Task statement → Reproduce every entry exactly.
Segment Start: Dataset records
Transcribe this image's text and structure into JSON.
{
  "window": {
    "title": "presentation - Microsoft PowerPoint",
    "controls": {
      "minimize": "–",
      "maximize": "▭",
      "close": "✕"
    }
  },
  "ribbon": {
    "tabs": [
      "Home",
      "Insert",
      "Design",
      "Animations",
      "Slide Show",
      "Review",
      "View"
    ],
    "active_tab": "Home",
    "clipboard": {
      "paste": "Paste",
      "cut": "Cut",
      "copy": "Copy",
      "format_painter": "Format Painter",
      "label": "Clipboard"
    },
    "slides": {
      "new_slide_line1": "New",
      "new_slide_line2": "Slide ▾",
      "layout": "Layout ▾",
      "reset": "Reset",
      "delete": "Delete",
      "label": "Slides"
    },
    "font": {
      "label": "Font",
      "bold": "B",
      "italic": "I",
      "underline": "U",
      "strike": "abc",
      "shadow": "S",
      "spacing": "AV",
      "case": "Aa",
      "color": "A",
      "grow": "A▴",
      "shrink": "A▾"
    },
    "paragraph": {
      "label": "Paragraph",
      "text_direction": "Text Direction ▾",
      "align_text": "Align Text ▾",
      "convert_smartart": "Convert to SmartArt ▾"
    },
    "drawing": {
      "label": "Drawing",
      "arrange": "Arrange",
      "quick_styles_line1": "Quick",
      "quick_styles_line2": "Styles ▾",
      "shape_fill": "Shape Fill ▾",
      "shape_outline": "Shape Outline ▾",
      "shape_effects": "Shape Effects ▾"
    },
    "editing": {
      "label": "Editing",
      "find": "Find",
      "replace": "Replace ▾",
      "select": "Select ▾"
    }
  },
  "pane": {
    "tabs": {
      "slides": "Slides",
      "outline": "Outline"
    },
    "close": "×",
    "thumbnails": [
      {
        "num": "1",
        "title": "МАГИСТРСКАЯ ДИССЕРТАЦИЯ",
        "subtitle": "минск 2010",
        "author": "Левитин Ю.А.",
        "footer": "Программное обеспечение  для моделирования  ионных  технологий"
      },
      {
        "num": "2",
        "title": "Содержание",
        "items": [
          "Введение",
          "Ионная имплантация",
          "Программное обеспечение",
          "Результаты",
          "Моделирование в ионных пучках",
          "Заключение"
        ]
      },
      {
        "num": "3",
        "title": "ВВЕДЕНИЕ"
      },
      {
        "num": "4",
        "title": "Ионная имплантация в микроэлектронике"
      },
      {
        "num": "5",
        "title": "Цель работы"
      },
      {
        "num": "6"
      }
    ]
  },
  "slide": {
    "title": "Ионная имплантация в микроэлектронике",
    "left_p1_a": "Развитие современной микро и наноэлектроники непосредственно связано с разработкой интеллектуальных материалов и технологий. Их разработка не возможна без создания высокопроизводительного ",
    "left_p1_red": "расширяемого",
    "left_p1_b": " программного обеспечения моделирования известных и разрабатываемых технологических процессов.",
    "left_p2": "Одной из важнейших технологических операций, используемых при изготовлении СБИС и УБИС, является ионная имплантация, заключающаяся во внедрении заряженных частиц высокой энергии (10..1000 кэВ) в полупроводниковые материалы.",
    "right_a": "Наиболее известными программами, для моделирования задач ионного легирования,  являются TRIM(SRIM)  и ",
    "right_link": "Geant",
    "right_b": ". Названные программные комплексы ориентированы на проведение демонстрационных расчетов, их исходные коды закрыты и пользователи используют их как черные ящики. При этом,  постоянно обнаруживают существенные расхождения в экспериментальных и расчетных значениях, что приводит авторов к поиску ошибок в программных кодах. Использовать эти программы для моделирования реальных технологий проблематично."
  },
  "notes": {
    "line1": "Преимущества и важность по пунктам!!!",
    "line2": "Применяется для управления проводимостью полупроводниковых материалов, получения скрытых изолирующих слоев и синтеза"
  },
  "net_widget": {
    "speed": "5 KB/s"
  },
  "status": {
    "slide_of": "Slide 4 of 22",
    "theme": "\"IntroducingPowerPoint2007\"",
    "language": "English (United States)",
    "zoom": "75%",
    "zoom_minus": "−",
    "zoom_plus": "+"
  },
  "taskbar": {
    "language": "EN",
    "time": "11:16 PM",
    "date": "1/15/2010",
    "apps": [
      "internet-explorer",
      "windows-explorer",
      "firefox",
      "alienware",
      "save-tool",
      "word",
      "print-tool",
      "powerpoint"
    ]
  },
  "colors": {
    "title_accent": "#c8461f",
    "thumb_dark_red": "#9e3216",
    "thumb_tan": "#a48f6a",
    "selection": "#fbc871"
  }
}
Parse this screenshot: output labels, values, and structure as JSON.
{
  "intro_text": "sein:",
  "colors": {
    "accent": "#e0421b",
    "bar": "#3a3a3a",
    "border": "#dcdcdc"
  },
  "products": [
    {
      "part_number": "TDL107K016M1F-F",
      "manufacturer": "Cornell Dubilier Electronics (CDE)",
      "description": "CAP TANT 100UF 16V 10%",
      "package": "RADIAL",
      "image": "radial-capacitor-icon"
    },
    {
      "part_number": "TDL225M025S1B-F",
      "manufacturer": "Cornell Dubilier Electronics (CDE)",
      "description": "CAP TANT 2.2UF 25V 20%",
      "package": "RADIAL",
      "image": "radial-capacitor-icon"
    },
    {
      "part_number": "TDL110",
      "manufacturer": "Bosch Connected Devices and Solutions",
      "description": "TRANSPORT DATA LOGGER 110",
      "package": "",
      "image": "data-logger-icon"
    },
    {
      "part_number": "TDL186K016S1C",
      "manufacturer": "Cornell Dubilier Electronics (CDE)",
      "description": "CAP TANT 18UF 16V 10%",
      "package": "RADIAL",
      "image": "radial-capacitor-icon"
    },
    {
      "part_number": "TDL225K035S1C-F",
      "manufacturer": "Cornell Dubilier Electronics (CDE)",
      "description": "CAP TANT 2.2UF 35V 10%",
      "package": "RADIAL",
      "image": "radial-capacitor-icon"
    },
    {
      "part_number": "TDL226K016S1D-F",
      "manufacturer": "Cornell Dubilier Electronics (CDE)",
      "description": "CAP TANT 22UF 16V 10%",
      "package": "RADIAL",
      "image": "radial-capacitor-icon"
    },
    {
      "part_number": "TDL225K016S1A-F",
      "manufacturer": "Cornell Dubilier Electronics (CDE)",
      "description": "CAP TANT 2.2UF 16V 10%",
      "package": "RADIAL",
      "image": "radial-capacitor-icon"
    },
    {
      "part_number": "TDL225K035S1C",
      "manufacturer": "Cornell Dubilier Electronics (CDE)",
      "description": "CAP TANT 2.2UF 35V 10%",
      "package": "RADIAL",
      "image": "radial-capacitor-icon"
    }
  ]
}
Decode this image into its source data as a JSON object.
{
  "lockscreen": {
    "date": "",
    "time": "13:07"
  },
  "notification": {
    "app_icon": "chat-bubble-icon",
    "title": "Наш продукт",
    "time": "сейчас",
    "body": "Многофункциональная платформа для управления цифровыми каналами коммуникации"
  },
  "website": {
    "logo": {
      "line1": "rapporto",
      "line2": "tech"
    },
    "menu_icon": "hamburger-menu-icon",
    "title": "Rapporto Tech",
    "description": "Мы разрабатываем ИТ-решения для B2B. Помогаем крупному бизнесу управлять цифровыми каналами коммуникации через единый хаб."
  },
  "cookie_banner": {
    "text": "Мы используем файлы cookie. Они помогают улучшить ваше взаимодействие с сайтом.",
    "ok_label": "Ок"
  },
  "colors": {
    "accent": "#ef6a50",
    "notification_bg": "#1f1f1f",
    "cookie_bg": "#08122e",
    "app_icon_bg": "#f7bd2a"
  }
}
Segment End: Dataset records
Result below →
Transcribe this image's text and structure into JSON.
{
  "window": {
    "title": "presentation - Microsoft PowerPoint",
    "controls": {
      "minimize": "–",
      "maximize": "▭",
      "close": "✕"
    }
  },
  "ribbon": {
    "tabs": [
      "Home",
      "Insert",
      "Design",
      "Animations",
      "Slide Show",
      "Review",
      "View"
    ],
    "active_tab": "Home",
    "clipboard": {
      "paste": "Paste",
      "cut": "Cut",
      "copy": "Copy",
      "format_painter": "Format Painter",
      "label": "Clipboard"
    },
    "slides": {
      "new_slide_line1": "New",
      "new_slide_line2": "Slide ▾",
      "layout": "Layout ▾",
      "reset": "Reset",
      "delete": "Delete",
      "label": "Slides"
    },
    "font": {
      "label": "Font",
      "bold": "B",
      "italic": "I",
      "underline": "U",
      "strike": "abc",
      "shadow": "S",
      "spacing": "AV",
      "case": "Aa",
      "color": "A",
      "grow": "A▴",
      "shrink": "A▾"
    },
    "paragraph": {
      "label": "Paragraph",
      "text_direction": "Text Direction ▾",
      "align_text": "Align Text ▾",
      "convert_smartart": "Convert to SmartArt ▾"
    },
    "drawing": {
      "label": "Drawing",
      "arrange": "Arrange",
      "quick_styles_line1": "Quick",
      "quick_styles_line2": "Styles ▾",
      "shape_fill": "Shape Fill ▾",
      "shape_outline": "Shape Outline ▾",
      "shape_effects": "Shape Effects ▾"
    },
    "editing": {
      "label": "Editing",
      "find": "Find",
      "replace": "Replace ▾",
      "select": "Select ▾"
    }
  },
  "pane": {
    "tabs": {
      "slides": "Slides",
      "outline": "Outline"
    },
    "close": "×",
    "thumbnails": [
      {
        "num": "1",
        "title": "МАГИСТРСКАЯ ДИССЕРТАЦИЯ",
        "subtitle": "минск 2010",
        "author": "Левитин Ю.А.",
        "footer": "Программное обеспечение  для моделирования  ионных  технологий"
      },
      {
        "num": "2",
        "title": "Содержание",
        "items": [
          "Введение",
          "Ионная имплантация",
          "Программное обеспечение",
          "Результаты",
          "Моделирование в ионных пучках",
          "Заключение"
        ]
      },
      {
        "num": "3",
        "title": "ВВЕДЕНИЕ"
      },
      {
        "num": "4",
        "title": "Ионная имплантация в микроэлектронике"
      },
      {
        "num": "5",
        "title": "Цель работы"
      },
      {
        "num": "6"
      }
    ]
  },
  "slide": {
    "title": "Ионная имплантация в микроэлектронике",
    "left_p1_a": "Развитие современной микро и наноэлектроники непосредственно связано с разработкой интеллектуальных материалов и технологий. Их разработка не возможна без создания высокопроизводительного ",
    "left_p1_red": "расширяемого",
    "left_p1_b": " программного обеспечения моделирования известных и разрабатываемых технологических процессов.",
    "left_p2": "Одной из важнейших технологических операций, используемых при изготовлении СБИС и УБИС, является ионная имплантация, заключающаяся во внедрении заряженных частиц высокой энергии (10..1000 кэВ) в полупроводниковые материалы.",
    "right_a": "Наиболее известными программами, для моделирования задач ионного легирования,  являются TRIM(SRIM)  и ",
    "right_link": "Geant",
    "right_b": ". Названные программные комплексы ориентированы на проведение демонстрационных расчетов, их исходные коды закрыты и пользователи используют их как черные ящики. При этом,  постоянно обнаруживают существенные расхождения в экспериментальных и расчетных значениях, что приводит авторов к поиску ошибок в программных кодах. Использовать эти программы для моделирования реальных технологий проблематично."
  },
  "notes": {
    "line1": "Преимущества и важность по пунктам!!!",
    "line2": "Применяется для управления проводимостью полупроводниковых материалов, получения скрытых изолирующих слоев и синтеза"
  },
  "net_widget": {
    "speed": "5 KB/s"
  },
  "status": {
    "slide_of": "Slide 4 of 22",
    "theme": "\"IntroducingPowerPoint2007\"",
    "language": "English (United States)",
    "zoom": "75%",
    "zoom_minus": "−",
    "zoom_plus": "+"
  },
  "taskbar": {
    "language": "EN",
    "time": "11:16 PM",
    "date": "1/15/2010",
    "apps": [
      "internet-explorer",
      "windows-explorer",
      "firefox",
      "alienware",
      "save-tool",
      "word",
      "print-tool",
      "powerpoint"
    ]
  },
  "colors": {
    "title_accent": "#c8461f",
    "thumb_dark_red": "#9e3216",
    "thumb_tan": "#a48f6a",
    "selection": "#fbc871"
  }
}
Parse this screenshot: output labels, values, and structure as JSON.
{
  "intro_text": "sein:",
  "colors": {
    "accent": "#e0421b",
    "bar": "#3a3a3a",
    "border": "#dcdcdc"
  },
  "products": [
    {
      "part_number": "TDL107K016M1F-F",
      "manufacturer": "Cornell Dubilier Electronics (CDE)",
      "description": "CAP TANT 100UF 16V 10%",
      "package": "RADIAL",
      "image": "radial-capacitor-icon"
    },
    {
      "part_number": "TDL225M025S1B-F",
      "manufacturer": "Cornell Dubilier Electronics (CDE)",
      "description": "CAP TANT 2.2UF 25V 20%",
      "package": "RADIAL",
      "image": "radial-capacitor-icon"
    },
    {
      "part_number": "TDL110",
      "manufacturer": "Bosch Connected Devices and Solutions",
      "description": "TRANSPORT DATA LOGGER 110",
      "package": "",
      "image": "data-logger-icon"
    },
    {
      "part_number": "TDL186K016S1C",
      "manufacturer": "Cornell Dubilier Electronics (CDE)",
      "description": "CAP TANT 18UF 16V 10%",
      "package": "RADIAL",
      "image": "radial-capacitor-icon"
    },
    {
      "part_number": "TDL225K035S1C-F",
      "manufacturer": "Cornell Dubilier Electronics (CDE)",
      "description": "CAP TANT 2.2UF 35V 10%",
      "package": "RADIAL",
      "image": "radial-capacitor-icon"
    },
    {
      "part_number": "TDL226K016S1D-F",
      "manufacturer": "Cornell Dubilier Electronics (CDE)",
      "description": "CAP TANT 22UF 16V 10%",
      "package": "RADIAL",
      "image": "radial-capacitor-icon"
    },
    {
      "part_number": "TDL225K016S1A-F",
      "manufacturer": "Cornell Dubilier Electronics (CDE)",
      "description": "CAP TANT 2.2UF 16V 10%",
      "package": "RADIAL",
      "image": "radial-capacitor-icon"
    },
    {
      "part_number": "TDL225K035S1C",
      "manufacturer": "Cornell Dubilier Electronics (CDE)",
      "description": "CAP TANT 2.2UF 35V 10%",
      "package": "RADIAL",
      "image": "radial-capacitor-icon"
    }
  ]
}
Decode this image into its source data as a JSON object.
{
  "lockscreen": {
    "date": "",
    "time": "13:07"
  },
  "notification": {
    "app_icon": "chat-bubble-icon",
    "title": "Наш продукт",
    "time": "сейчас",
    "body": "Многофункциональная платформа для управления цифровыми каналами коммуникации"
  },
  "website": {
    "logo": {
      "line1": "rapporto",
      "line2": "tech"
    },
    "menu_icon": "hamburger-menu-icon",
    "title": "Rapporto Tech",
    "description": "Мы разрабатываем ИТ-решения для B2B. Помогаем крупному бизнесу управлять цифровыми каналами коммуникации через единый хаб."
  },
  "cookie_banner": {
    "text": "Мы используем файлы cookie. Они помогают улучшить ваше взаимодействие с сайтом.",
    "ok_label": "Ок"
  },
  "colors": {
    "accent": "#ef6a50",
    "notification_bg": "#1f1f1f",
    "cookie_bg": "#08122e",
    "app_icon_bg": "#f7bd2a"
  }
}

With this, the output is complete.